“We’ve invested a tremendous amount of resources into the standards, the equipment and collecting the data … today, we’re at the leading edge of data, but we are not at the leading edge of data-based decision-making,” Ahmad Al-Knowaiter, Saudi Aramco’s chief technology officer, said during the CERAWeek by IHS Markit conference in Houston this week.
He said oil and gas has some of the largest data sets in the world, adding that Saudi Aramco generates 3 billion data points per day of surface data alone. Subsurface has similar numbers.
The question becomes how to integrate all the data to make better decisions.
“We have a tremendous amount of data around the health of our equipment … it just tells the operator in the field ‘you’ve got a disaster out there. Turn off the piece of equipment,’” said Al-Knowaiter. “That doesn’t help me as a corporate leader. Data can help make those decisions better. That’s the next level the industry is struggling with today.”
Need for New Skillsets
Despite oil and gas companies expressing that automation and digitalization doesn’t mean they’re ready to ditch their existing workforces, employees often fear their jobs may be at risk as more tasks become automated.
“It’s the underlying nature of change, the change management journey that any individual goes through,” Lal Karsanbhai, executive president for Emerson’s Automation Solutions, told Rigzone. “It’s a cycle of fear and uncertainty and ‘we’ve done it this way for 50 years. I know this works.’”
He said depending on the degree of digital transformation the industry adopts, a mix of new skillsets will be required.
“It’s going to require a little bit of time.
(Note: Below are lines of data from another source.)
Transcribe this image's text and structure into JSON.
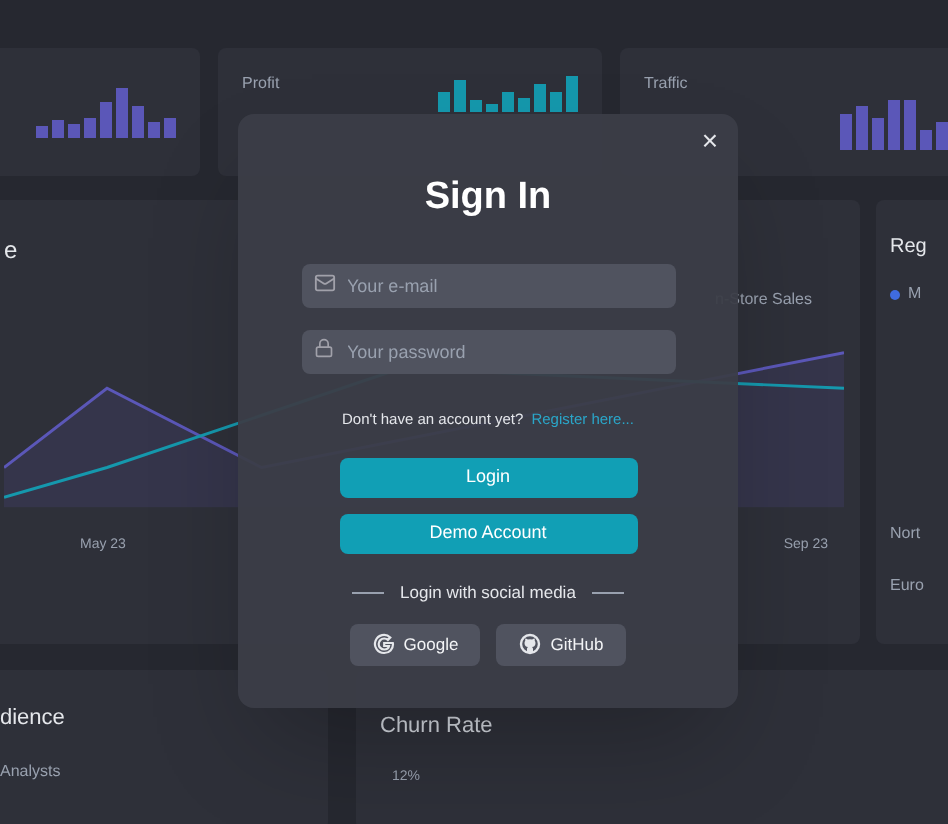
{
  "stat_cards": [
    {
      "color": "#5b57b8"
    },
    {
      "label": "Profit",
      "color": "#1598ad"
    },
    {
      "label": "Traffic",
      "color": "#5b57b8"
    }
  ],
  "sales_chart": {
    "title": "e",
    "legend": "n-Store Sales",
    "x_labels": [
      "May 23",
      "Sep 23"
    ]
  },
  "regions": {
    "title": "Reg",
    "legend": {
      "label": "M",
      "color": "#3f6be0"
    },
    "rows": [
      "Nort",
      "Euro"
    ]
  },
  "audience": {
    "title": "dience",
    "rows": [
      "Analysts"
    ]
  },
  "churn": {
    "title": "Churn Rate",
    "tick": "12%"
  },
  "modal": {
    "title": "Sign In",
    "close": "×",
    "fields": [
      {
        "kind": "email",
        "placeholder": "Your e-mail"
      },
      {
        "kind": "password",
        "placeholder": "Your password"
      }
    ],
    "register_prompt": "Don't have an account yet?",
    "register_link": "Register here...",
    "buttons": [
      "Login",
      "Demo Account"
    ],
    "social_label": "Login with social media",
    "social": [
      {
        "kind": "google",
        "label": "Google"
      },
      {
        "kind": "github",
        "label": "GitHub"
      }
    ]
  }
}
You’re going to have to train the workers to do something new,” Karsanbhai said. “Workers have inherent knowledge and understanding of the process and have been doing it for many years, but can be trained to do something else within this new world.”
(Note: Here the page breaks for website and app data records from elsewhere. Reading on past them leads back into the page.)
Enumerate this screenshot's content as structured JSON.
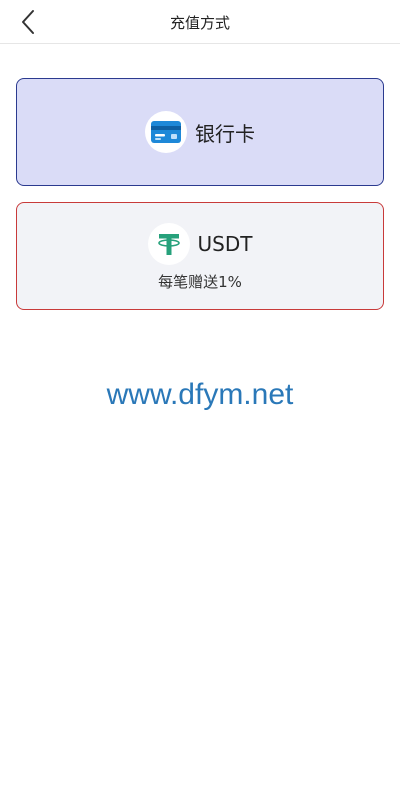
{
  "header": {
    "title": "充值方式"
  },
  "methods": [
    {
      "label": "银行卡",
      "icon": "bank-card-icon",
      "colors": {
        "background": "#dadcf7",
        "border": "#2b3a8f",
        "icon": "#1e88d8"
      }
    },
    {
      "label": "USDT",
      "subtitle": "每笔赠送1%",
      "icon": "tether-icon",
      "colors": {
        "background": "#f2f3f7",
        "border": "#c83a3a",
        "icon": "#26a17b"
      }
    }
  ],
  "watermark": {
    "text": "www.dfym.net",
    "color": "#2a78b8"
  }
}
Emerson’s Automation Solutions chief technology officer Peter Zornio added that after years of stalled projects due to the industry downturn, the buzz around the upstream sector now involves building projects.
“They are dying to find welders, pipe fitters and electricians,” said Zornio. “There’s a huge gap in skilled trade levels.”
Start Small and Scale
When it comes to successfully executing the digital transformation, Karsanbhai warns against “falling in love with big numbers and opportunities.”
“You hear all of the producers talking about millions of dollars of savings or billions of data points, but how do you monetize that,” he said. “We’re seeing many of these companies struggle with how to monetize the opportunity.”
Karsanbhai’s answer is in the approach.
He believes large amounts of data can be overwhelming.
“Start small and scale,” he said. “Start small, prove value early and then scale up. Those who we see doing that have been pretty successful. But it’s small ball. You have to be able to look at a big picture and hit singles and doubles.”
He added that he hasn’t seen any of the supermajors “taking a swing to the fences” and being successful.
“I’ve been in the room with the chief technology officers for a lot of these companies … they get stars in their eyes in terms of returns,” said Zornio. “What they’re not doing is spending enough time listening to their operations people.”
Some have even admitted they made a mistake in putting together a digital transformation team within their own company and making them responsible for coming up with the business case and rolling out the solution.
“They can’t own the business case. The operations people have to own the business case. Those are the people who are responsible to the shareholders at the end of the day,” Zornio said.
It’s important to note that not all operating folks are created equal, said Karsanbhai.
“There are those who learn forward on technology. There are some who are more innovative,” he said. “Forward leaning ops will take the swing for the single. And you realize value with those – they’re the ones who build a bridge across the chasm.”
And the other operating people are much more likely to believe in them, Zornio added.
“They’ll become an internal advocate.” source: by Valerie Jones|Rigzone Staff|